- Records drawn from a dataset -
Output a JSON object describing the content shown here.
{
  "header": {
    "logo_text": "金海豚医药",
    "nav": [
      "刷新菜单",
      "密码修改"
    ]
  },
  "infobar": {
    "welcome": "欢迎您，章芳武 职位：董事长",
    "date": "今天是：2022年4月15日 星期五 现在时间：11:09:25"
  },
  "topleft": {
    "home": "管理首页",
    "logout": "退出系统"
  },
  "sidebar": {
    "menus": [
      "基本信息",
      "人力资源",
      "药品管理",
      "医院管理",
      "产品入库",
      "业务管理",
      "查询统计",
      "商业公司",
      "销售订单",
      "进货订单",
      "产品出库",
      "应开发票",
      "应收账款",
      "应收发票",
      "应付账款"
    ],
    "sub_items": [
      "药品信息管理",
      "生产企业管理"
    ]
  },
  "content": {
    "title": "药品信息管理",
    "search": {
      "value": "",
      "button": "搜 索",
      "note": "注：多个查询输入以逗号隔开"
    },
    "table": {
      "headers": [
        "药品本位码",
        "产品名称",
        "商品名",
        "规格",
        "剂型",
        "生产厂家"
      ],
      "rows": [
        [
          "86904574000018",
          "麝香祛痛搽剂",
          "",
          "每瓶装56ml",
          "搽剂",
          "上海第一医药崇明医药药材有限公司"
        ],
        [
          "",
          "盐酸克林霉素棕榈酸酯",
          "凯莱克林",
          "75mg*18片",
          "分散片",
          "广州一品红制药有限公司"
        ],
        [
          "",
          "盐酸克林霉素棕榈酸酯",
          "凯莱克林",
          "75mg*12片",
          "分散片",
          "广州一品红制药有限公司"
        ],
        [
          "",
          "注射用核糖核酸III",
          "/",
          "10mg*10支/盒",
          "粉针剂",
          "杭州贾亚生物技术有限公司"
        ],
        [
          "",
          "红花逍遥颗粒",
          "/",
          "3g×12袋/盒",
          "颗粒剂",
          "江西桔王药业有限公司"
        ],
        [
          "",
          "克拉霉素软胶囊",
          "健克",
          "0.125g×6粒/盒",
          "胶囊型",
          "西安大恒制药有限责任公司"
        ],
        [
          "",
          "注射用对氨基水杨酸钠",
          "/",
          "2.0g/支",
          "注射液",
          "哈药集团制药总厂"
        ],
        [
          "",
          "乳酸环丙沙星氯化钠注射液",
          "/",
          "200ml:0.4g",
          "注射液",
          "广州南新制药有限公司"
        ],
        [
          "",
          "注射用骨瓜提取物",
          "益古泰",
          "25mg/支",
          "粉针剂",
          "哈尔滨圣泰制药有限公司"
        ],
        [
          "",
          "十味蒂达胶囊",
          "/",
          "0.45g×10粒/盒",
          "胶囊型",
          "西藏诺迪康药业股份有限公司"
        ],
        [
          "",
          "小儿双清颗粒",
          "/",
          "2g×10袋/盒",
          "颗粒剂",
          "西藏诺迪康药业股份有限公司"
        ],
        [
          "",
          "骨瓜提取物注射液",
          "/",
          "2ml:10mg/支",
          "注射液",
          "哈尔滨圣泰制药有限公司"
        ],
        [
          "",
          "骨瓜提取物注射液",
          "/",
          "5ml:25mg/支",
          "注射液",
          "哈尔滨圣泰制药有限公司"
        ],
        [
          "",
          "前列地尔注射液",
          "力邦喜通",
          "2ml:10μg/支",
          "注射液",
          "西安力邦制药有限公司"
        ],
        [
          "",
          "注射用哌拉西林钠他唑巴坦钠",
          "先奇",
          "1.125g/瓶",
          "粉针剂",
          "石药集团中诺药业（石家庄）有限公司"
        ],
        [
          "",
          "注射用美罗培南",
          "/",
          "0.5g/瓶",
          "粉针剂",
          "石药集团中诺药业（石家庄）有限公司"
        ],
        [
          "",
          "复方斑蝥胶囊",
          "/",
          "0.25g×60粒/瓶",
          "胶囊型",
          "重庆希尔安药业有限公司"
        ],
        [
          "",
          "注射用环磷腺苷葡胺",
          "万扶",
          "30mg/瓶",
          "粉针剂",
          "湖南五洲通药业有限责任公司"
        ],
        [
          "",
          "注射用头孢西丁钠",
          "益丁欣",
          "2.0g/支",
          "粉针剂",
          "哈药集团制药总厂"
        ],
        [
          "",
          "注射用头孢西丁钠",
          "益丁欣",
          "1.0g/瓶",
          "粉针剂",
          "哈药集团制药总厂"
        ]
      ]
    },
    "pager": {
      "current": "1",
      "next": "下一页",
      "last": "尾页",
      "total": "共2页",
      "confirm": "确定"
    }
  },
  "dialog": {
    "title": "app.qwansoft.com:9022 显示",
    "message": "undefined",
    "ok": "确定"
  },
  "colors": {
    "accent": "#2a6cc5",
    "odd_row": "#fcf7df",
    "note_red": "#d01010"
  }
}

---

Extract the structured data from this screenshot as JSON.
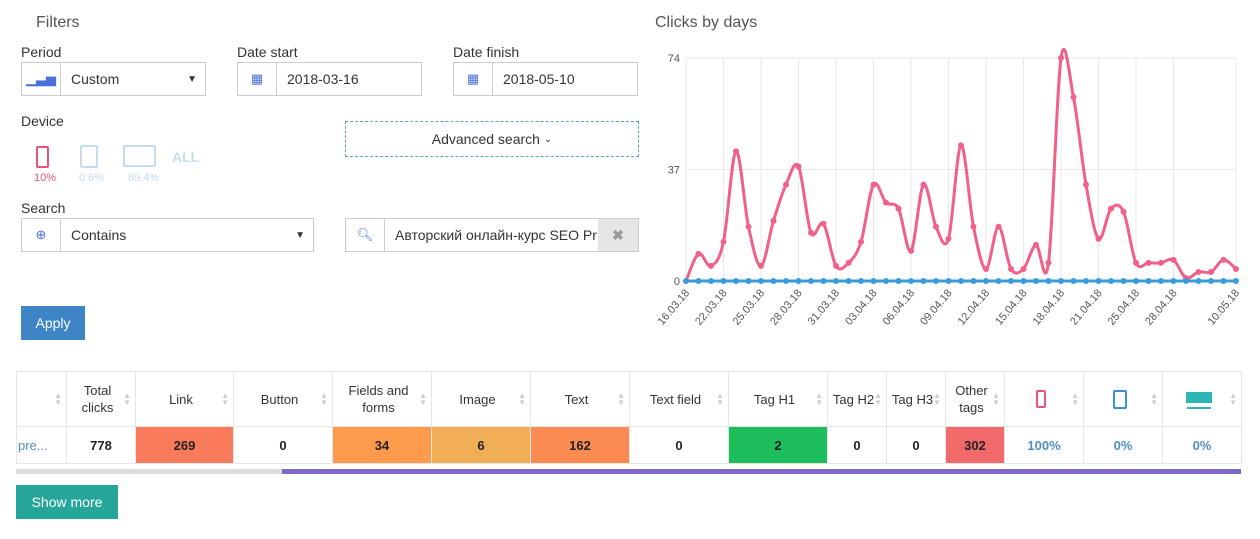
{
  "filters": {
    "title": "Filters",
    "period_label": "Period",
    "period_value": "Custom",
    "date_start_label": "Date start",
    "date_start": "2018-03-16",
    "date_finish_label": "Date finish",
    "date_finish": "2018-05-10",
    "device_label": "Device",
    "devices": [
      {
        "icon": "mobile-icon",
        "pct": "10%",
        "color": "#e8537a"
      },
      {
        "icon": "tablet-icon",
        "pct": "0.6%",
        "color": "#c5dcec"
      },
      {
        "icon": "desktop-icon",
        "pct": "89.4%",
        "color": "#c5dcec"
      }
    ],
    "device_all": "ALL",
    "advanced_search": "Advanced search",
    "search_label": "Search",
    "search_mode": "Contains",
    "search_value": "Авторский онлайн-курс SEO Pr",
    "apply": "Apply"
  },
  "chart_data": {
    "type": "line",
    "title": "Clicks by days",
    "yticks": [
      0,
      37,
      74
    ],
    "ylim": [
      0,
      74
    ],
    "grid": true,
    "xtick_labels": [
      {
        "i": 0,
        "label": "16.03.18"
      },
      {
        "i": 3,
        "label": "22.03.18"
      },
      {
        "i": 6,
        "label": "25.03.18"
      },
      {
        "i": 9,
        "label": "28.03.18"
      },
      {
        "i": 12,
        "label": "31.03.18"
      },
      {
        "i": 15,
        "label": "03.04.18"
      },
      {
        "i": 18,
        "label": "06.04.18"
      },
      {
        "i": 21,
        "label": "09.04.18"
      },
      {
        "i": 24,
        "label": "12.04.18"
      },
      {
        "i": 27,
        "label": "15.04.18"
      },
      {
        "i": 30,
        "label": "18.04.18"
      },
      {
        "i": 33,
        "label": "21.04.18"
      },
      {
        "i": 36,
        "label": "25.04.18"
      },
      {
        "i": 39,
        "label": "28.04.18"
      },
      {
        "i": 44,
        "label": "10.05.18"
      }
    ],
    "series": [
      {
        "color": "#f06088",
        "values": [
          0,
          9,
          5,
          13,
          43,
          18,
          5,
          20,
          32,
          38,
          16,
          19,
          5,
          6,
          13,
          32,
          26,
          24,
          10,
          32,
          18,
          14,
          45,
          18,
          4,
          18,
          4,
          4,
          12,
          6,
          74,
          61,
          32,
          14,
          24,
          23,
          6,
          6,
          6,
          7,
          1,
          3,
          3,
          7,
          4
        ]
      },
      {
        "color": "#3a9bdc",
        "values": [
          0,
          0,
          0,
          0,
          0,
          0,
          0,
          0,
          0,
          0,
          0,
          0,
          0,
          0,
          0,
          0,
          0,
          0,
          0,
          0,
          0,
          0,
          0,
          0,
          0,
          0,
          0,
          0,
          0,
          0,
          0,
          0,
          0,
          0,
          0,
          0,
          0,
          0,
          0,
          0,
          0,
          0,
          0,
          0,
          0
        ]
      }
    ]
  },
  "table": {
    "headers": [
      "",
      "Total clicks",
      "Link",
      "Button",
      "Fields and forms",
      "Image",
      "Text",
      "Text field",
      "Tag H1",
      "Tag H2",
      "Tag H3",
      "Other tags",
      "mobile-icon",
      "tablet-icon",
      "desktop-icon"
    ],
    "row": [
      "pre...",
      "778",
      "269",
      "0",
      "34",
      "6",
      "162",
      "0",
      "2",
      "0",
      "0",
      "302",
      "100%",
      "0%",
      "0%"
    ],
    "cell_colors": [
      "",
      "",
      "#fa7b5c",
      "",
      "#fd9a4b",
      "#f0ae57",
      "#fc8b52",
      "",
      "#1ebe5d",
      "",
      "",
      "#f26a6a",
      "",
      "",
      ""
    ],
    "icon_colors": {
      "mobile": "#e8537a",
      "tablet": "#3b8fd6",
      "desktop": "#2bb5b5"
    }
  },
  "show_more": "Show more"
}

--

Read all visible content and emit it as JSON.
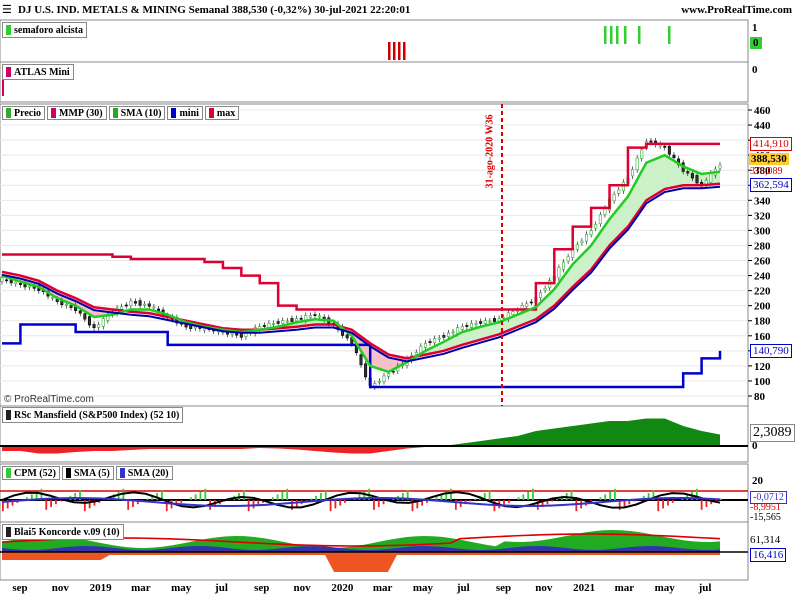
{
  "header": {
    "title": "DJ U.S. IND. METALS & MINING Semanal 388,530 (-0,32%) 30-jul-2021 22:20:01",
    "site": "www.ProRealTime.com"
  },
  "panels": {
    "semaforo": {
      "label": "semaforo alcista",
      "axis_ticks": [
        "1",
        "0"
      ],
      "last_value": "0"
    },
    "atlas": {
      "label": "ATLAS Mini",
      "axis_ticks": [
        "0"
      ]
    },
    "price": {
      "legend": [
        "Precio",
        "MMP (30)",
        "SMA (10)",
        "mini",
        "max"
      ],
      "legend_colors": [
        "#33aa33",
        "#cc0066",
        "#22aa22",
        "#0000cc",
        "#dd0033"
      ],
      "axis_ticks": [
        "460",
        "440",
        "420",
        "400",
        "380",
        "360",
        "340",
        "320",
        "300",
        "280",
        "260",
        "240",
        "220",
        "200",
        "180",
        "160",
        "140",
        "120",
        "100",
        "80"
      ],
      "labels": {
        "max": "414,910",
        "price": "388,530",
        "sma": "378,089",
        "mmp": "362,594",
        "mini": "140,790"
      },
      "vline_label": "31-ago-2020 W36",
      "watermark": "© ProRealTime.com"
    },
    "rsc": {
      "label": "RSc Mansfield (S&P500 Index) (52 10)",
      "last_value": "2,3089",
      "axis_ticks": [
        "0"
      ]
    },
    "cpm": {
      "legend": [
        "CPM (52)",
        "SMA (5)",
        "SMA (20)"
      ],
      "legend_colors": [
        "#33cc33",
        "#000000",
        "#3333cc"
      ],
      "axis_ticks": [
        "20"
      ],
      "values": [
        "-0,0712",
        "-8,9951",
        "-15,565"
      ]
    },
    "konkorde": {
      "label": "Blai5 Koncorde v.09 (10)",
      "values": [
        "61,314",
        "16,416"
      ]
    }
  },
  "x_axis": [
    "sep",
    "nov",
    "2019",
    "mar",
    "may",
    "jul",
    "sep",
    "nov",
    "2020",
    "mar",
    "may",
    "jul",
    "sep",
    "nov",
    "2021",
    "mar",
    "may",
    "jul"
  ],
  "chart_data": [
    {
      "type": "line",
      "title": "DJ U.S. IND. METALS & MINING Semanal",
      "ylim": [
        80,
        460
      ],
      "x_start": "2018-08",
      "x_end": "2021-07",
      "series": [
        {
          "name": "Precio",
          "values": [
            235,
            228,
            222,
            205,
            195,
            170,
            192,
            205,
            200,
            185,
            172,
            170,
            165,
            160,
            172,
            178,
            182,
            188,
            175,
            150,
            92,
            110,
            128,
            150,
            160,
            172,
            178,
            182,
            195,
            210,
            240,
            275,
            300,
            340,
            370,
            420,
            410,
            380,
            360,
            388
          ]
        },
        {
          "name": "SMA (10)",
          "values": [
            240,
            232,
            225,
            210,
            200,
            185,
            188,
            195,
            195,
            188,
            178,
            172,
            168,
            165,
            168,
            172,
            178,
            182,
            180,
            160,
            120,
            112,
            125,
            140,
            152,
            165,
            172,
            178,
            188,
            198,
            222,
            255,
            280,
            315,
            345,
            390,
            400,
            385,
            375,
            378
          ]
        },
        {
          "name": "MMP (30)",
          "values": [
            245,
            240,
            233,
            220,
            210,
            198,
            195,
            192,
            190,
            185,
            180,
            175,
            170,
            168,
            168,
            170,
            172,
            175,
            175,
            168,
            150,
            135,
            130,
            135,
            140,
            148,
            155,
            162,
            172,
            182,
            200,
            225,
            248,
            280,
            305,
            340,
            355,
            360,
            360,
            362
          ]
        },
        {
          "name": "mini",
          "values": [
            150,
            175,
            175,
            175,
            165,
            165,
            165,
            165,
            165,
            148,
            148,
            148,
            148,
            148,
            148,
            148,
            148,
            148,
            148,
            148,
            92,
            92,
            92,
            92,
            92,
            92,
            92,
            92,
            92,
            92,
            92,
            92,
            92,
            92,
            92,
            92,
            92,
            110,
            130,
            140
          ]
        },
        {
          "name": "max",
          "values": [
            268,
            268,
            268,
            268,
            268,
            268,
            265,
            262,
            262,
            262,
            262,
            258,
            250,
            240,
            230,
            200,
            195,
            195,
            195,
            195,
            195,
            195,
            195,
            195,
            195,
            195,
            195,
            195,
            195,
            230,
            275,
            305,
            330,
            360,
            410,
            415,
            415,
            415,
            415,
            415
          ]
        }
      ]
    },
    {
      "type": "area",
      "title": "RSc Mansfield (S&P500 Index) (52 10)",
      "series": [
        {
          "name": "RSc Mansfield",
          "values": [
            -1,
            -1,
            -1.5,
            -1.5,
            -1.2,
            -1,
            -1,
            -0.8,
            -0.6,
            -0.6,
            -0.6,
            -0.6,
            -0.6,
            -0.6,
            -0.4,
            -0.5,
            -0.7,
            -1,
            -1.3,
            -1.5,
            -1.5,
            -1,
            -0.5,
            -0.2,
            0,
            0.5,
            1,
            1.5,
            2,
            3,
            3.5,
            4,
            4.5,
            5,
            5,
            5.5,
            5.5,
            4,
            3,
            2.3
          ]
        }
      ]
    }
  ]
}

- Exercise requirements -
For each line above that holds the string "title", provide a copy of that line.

- Finished task -
    "title": "药品信息管理",
    "title": "app.qwansoft.com:9022 显示",
    "title": "Filters",
    "title": "Clicks by days",
    "title": "DJ U.S. IND. METALS & MINING Semanal 388,530 (-0,32%) 30-jul-2021 22:20:01",
      "title": "DJ U.S. IND. METALS & MINING Semanal",
      "title": "RSc Mansfield (S&P500 Index) (52 10)",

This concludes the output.